(YOUR OBJECTIVE) Return the data given below exactly as it appears.

(MATERIAL SUPPLIED)
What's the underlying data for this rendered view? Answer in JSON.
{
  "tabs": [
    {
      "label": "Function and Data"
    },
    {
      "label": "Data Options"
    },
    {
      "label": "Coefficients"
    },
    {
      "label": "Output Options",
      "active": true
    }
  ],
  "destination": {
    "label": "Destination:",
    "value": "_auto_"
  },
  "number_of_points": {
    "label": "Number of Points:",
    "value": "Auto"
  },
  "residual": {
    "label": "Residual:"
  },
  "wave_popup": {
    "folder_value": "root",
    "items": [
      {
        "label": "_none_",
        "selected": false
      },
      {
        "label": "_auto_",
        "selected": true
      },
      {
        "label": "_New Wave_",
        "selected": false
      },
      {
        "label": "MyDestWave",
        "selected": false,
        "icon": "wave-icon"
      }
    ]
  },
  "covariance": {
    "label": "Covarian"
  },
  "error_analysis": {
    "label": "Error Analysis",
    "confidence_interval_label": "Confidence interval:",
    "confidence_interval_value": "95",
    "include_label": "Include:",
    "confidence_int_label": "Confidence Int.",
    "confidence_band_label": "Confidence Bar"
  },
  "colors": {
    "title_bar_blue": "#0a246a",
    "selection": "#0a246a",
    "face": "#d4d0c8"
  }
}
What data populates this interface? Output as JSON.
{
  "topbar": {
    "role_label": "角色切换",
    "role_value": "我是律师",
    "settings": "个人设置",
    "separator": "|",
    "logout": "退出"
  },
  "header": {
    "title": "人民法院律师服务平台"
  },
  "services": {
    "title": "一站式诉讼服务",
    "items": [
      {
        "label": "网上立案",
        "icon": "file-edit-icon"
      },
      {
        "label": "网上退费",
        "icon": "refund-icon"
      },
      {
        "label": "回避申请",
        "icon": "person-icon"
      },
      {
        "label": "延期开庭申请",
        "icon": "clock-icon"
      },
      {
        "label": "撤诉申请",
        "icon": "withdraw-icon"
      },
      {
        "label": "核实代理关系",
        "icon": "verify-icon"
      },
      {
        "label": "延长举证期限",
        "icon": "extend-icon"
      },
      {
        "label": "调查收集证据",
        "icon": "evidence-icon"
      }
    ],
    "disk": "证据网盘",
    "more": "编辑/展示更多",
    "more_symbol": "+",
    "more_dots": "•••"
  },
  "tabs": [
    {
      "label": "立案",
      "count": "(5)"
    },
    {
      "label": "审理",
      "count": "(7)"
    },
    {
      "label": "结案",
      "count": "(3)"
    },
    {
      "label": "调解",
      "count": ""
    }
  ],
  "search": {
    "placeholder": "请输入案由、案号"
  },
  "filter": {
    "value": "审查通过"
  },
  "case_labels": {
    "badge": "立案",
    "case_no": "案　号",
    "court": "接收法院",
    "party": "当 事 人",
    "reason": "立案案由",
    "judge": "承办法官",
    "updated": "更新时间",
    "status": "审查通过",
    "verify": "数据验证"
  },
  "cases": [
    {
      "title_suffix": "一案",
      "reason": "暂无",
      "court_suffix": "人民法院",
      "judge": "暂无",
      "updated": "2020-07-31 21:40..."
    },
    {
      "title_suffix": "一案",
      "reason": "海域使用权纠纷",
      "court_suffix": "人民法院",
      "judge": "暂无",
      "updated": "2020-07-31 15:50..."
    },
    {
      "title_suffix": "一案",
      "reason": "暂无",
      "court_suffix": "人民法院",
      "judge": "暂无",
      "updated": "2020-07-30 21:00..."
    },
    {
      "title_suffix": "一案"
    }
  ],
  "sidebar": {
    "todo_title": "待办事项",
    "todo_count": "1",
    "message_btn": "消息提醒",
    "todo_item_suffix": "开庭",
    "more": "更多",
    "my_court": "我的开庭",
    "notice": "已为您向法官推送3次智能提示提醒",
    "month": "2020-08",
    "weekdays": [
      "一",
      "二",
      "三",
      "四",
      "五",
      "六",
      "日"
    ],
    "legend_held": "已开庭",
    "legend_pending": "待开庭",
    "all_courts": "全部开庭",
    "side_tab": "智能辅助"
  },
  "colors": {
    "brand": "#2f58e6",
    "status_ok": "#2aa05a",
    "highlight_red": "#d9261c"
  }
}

(YOUR SOLUTION)
What's the underlying data for this rendered view? Answer in JSON.
{
  "tabs": [
    {
      "label": "Function and Data"
    },
    {
      "label": "Data Options"
    },
    {
      "label": "Coefficients"
    },
    {
      "label": "Output Options",
      "active": true
    }
  ],
  "destination": {
    "label": "Destination:",
    "value": "_auto_"
  },
  "number_of_points": {
    "label": "Number of Points:",
    "value": "Auto"
  },
  "residual": {
    "label": "Residual:"
  },
  "wave_popup": {
    "folder_value": "root",
    "items": [
      {
        "label": "_none_",
        "selected": false
      },
      {
        "label": "_auto_",
        "selected": true
      },
      {
        "label": "_New Wave_",
        "selected": false
      },
      {
        "label": "MyDestWave",
        "selected": false,
        "icon": "wave-icon"
      }
    ]
  },
  "covariance": {
    "label": "Covarian"
  },
  "error_analysis": {
    "label": "Error Analysis",
    "confidence_interval_label": "Confidence interval:",
    "confidence_interval_value": "95",
    "include_label": "Include:",
    "confidence_int_label": "Confidence Int.",
    "confidence_band_label": "Confidence Bar"
  },
  "colors": {
    "title_bar_blue": "#0a246a",
    "selection": "#0a246a",
    "face": "#d4d0c8"
  }
}
What data populates this interface? Output as JSON.
{
  "topbar": {
    "role_label": "角色切换",
    "role_value": "我是律师",
    "settings": "个人设置",
    "separator": "|",
    "logout": "退出"
  },
  "header": {
    "title": "人民法院律师服务平台"
  },
  "services": {
    "title": "一站式诉讼服务",
    "items": [
      {
        "label": "网上立案",
        "icon": "file-edit-icon"
      },
      {
        "label": "网上退费",
        "icon": "refund-icon"
      },
      {
        "label": "回避申请",
        "icon": "person-icon"
      },
      {
        "label": "延期开庭申请",
        "icon": "clock-icon"
      },
      {
        "label": "撤诉申请",
        "icon": "withdraw-icon"
      },
      {
        "label": "核实代理关系",
        "icon": "verify-icon"
      },
      {
        "label": "延长举证期限",
        "icon": "extend-icon"
      },
      {
        "label": "调查收集证据",
        "icon": "evidence-icon"
      }
    ],
    "disk": "证据网盘",
    "more": "编辑/展示更多",
    "more_symbol": "+",
    "more_dots": "•••"
  },
  "tabs": [
    {
      "label": "立案",
      "count": "(5)"
    },
    {
      "label": "审理",
      "count": "(7)"
    },
    {
      "label": "结案",
      "count": "(3)"
    },
    {
      "label": "调解",
      "count": ""
    }
  ],
  "search": {
    "placeholder": "请输入案由、案号"
  },
  "filter": {
    "value": "审查通过"
  },
  "case_labels": {
    "badge": "立案",
    "case_no": "案　号",
    "court": "接收法院",
    "party": "当 事 人",
    "reason": "立案案由",
    "judge": "承办法官",
    "updated": "更新时间",
    "status": "审查通过",
    "verify": "数据验证"
  },
  "cases": [
    {
      "title_suffix": "一案",
      "reason": "暂无",
      "court_suffix": "人民法院",
      "judge": "暂无",
      "updated": "2020-07-31 21:40..."
    },
    {
      "title_suffix": "一案",
      "reason": "海域使用权纠纷",
      "court_suffix": "人民法院",
      "judge": "暂无",
      "updated": "2020-07-31 15:50..."
    },
    {
      "title_suffix": "一案",
      "reason": "暂无",
      "court_suffix": "人民法院",
      "judge": "暂无",
      "updated": "2020-07-30 21:00..."
    },
    {
      "title_suffix": "一案"
    }
  ],
  "sidebar": {
    "todo_title": "待办事项",
    "todo_count": "1",
    "message_btn": "消息提醒",
    "todo_item_suffix": "开庭",
    "more": "更多",
    "my_court": "我的开庭",
    "notice": "已为您向法官推送3次智能提示提醒",
    "month": "2020-08",
    "weekdays": [
      "一",
      "二",
      "三",
      "四",
      "五",
      "六",
      "日"
    ],
    "legend_held": "已开庭",
    "legend_pending": "待开庭",
    "all_courts": "全部开庭",
    "side_tab": "智能辅助"
  },
  "colors": {
    "brand": "#2f58e6",
    "status_ok": "#2aa05a",
    "highlight_red": "#d9261c"
  }
}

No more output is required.